[Stored items]
----
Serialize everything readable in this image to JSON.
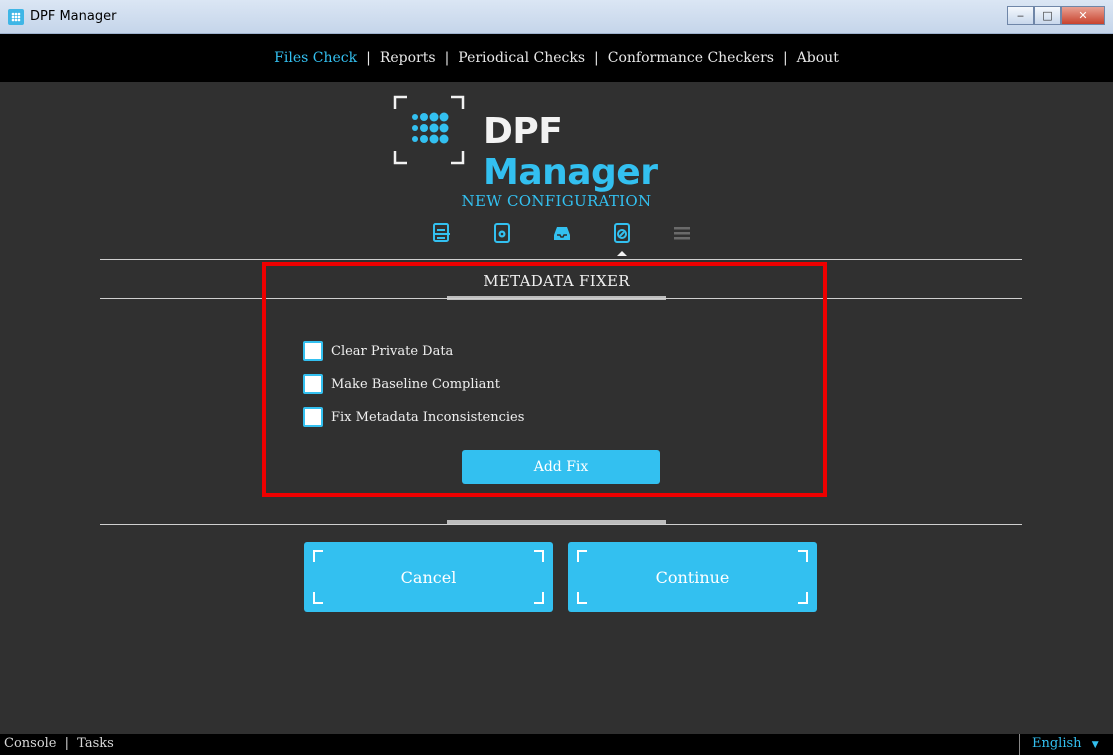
{
  "window": {
    "title": "DPF Manager",
    "minimize": "‒",
    "maximize": "□",
    "close": "✕"
  },
  "nav": {
    "items": [
      {
        "label": "Files Check",
        "active": true
      },
      {
        "label": "Reports",
        "active": false
      },
      {
        "label": "Periodical Checks",
        "active": false
      },
      {
        "label": "Conformance Checkers",
        "active": false
      },
      {
        "label": "About",
        "active": false
      }
    ],
    "separator": "|"
  },
  "logo": {
    "word1": "DPF",
    "word2": "Manager"
  },
  "section_title": "NEW CONFIGURATION",
  "steps": [
    {
      "icon": "document-list-icon"
    },
    {
      "icon": "document-gear-icon"
    },
    {
      "icon": "inbox-tray-icon"
    },
    {
      "icon": "document-wrench-icon",
      "current": true
    },
    {
      "icon": "list-lines-icon",
      "disabled": true
    }
  ],
  "panel": {
    "title": "METADATA FIXER",
    "options": [
      {
        "label": "Clear Private Data",
        "checked": false
      },
      {
        "label": "Make Baseline Compliant",
        "checked": false
      },
      {
        "label": "Fix Metadata Inconsistencies",
        "checked": false
      }
    ],
    "add_fix_label": "Add Fix"
  },
  "buttons": {
    "cancel": "Cancel",
    "continue": "Continue"
  },
  "status": {
    "console": "Console",
    "tasks": "Tasks",
    "separator": "|",
    "language": "English"
  },
  "colors": {
    "accent": "#33c0f0",
    "background": "#303030",
    "highlight": "#ee0000"
  }
}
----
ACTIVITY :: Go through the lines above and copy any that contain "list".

RESPONSE TO THE TASK ::
      "icon": "document-list-icon"
      "icon": "list-lines-icon",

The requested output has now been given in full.